Rating: 4 stars!

Who should read it? Anyone with interest in the science, history and politics of knowing where they are in this earth.

ABOUT THE GUEST POSTER

John Gaither.jpg

Name: John Gaither

Why did you choose this book?

I listened to an audiobook version of this book years ago and decided I  would enjoy the print edition. I never bought it, but my daughter, host of this website, unknowingly gave me the 10th anniversary edition for Christmas.  I immediately re-read it.

What is your favorite book(s)?

This is a surprisingly tough question.  In recent years, it would be a tie between "The Great Bridge: The Epic Story of the Building the Brooklyn Bridge" by David McCullough  and "Bell Labs and the Great Age of American Innovation" by John Gertner, but on a day-to-day basis, I am likely to be reading the latest Prey or Virgil Flowers mystery by John Sanford.
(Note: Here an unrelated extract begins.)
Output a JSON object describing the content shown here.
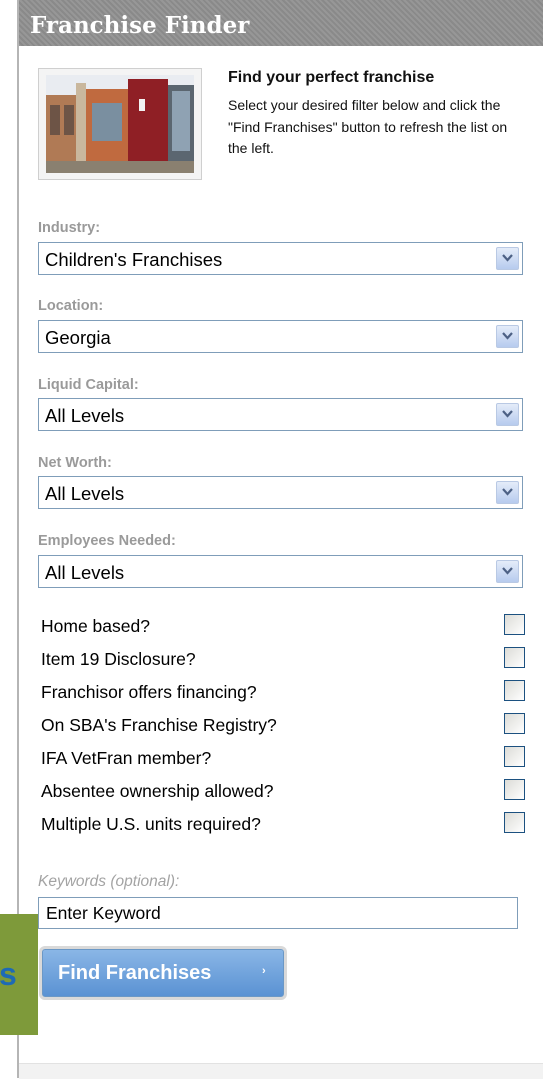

I keep coming back to "The Complete Sherlock Holmes" by Arthur Conan Doyle because it is so comfortable to dip into when I can't make up my mind on what to read.  Reflecting into the past, I enjoyed all of the Robert Heinlein novels, particularly "Glory Road", which is sort of out of step with the rest of his work.  Interestingly, my daughter, host of this website, started reading Heinlein 40 years later, totally independent of me.  

What are you reading now or what do you plan to read next?

Now: "The Carnage Account" by Ben Lieberman

Next:  "The Innovators: How a Group of Hackers, Geniuses and Geeks Created the Digital Revolution" by Walter Isaacson

Thank you again for sharing your thoughts dad and for Aaron recommending the book!